The Green Dragon pouts through her civic duty

No big trips with my mother this weekend, because I had to vote in the Europeans on Sunday morning. It's obligatory here and I'd registered in a fit of civic duty a few weeks ago. I generally have some hesitation about voting in places that don't belong to me for whatever reason, but Jesus on His stick knows I spend enough time complaining about the special calvary that is living in Europe, and I pay a tidy chunk of taxes, though being a nom-dom not all that much, really . . . nonetheless, I voted.

Polls were open from 8h to 15h here, and on the understanding that Belgians are pathologically incapable of handling any sort of event that involves any sort of systematic processing of anything even with the benefit of five years' notice, I showed up at my local shortly after the doors opened. Well, not really my local. For some intensely annoying reason, my voting station was a twenty-minute walk from our flat, and I passed two other voting stations on the way . . . and later in the afternoon saw another up the road, rather than down, that was roughly a three-minute walk away . . . that early on a weekend morning, it makes a fucking difference. Trust me.

So grumbling I rolled up to the distant voting station at roughly 8h10 in the morning, and proceeded to wait for half an hour to vote for the green party. Actually in Francophone and Germanophone Belgium, it's called Ecolo, a rather lame name compared to the Flemish Belgian green party, the simple yet cheerful Groen!. Yes. The exclamation point is part of its name. And yes. There are two green parties in Belgium, just as there are essentially two of every party, because the Flems and the Loons will not speak each other's language, the Flems out of pride and frustration (most of them speak French reasonably well, but have an angry history with it) and the Loons out of sheer fucking pig ignorance. It is a nonsense, nonsense, stupid political and linguistic national system that makes Canada look like the Utopia of Bicultural Relations. Which it ain't.

But my point is that I waited in line for half an hour to vote for the green party. In the office itself there were five voting booths, and eight people manning the desk processing the electorate. In the half-hour that I waited, one person voted at a time. Absolute fucking gas factory. And of course it was because the desk of seven processing people (the eighth was supervising the line, making sure nobody was cutting or bribing, I suppose) only processed one person at a time.

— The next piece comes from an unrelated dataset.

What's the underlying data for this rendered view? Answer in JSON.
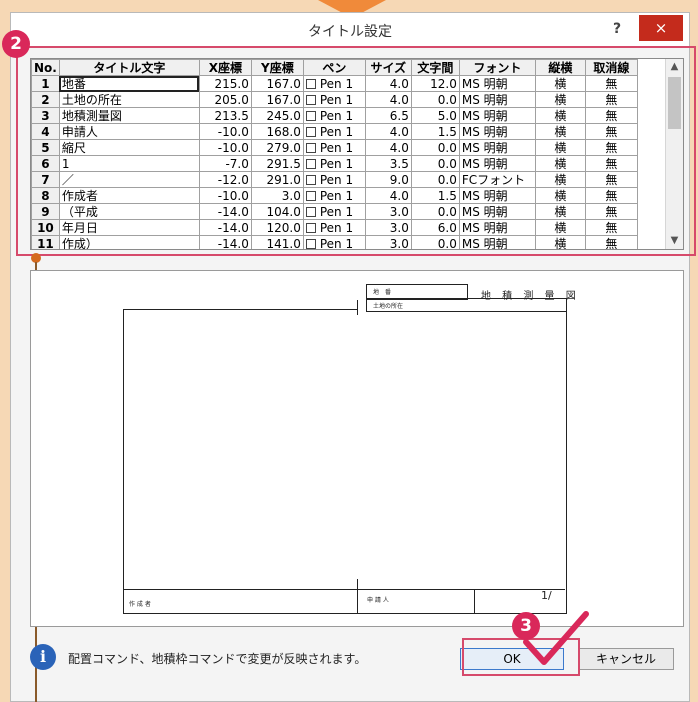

The first person announced the electoral number of each voter. The second collected the voter's identification papers. The third and fourth crossed them off two lists, I assume one for the European and one for the civic elections, which were running concurrently and which I'm not allowed to vote in. The fifth handed the voter a magnetic card to use with the electronic voting machine. The sixth instructed the voter how to put the magnetic card into the collection box after voting, because the wrong sticker had been affixed to the slot, and the seventh handed back the voter's identification papers. But of course periodically an aged voter unused to the somewhat convoluted electronic voting process or someone who had never done it before ran into difficulties, and one of the processing people would have to rush to the booth and help them, which would jam up the works completely for the duration.


At least I got out of there in half an hour. Later in the day when Mum and I were out and about, we saw lines at the different voting stations stretching far out onto the streets, including in the Grande Place, which all the tourists were fascinated by. And that on one of the most wretchedly cold and wet June 7ths I've seen in my thirty years of existence. Geez, as they say, Louise. Nonetheless today I'm pleased about how it all went. The green political movement boosted its showing across Europe and here in Belgium. The continent is going a little too fascist and apathetic these days for the mighty greenwash I was hoping for, but considering everything else that wasn't right-wing went to pot I guess it's the best one can hope for in a bullocksy situation.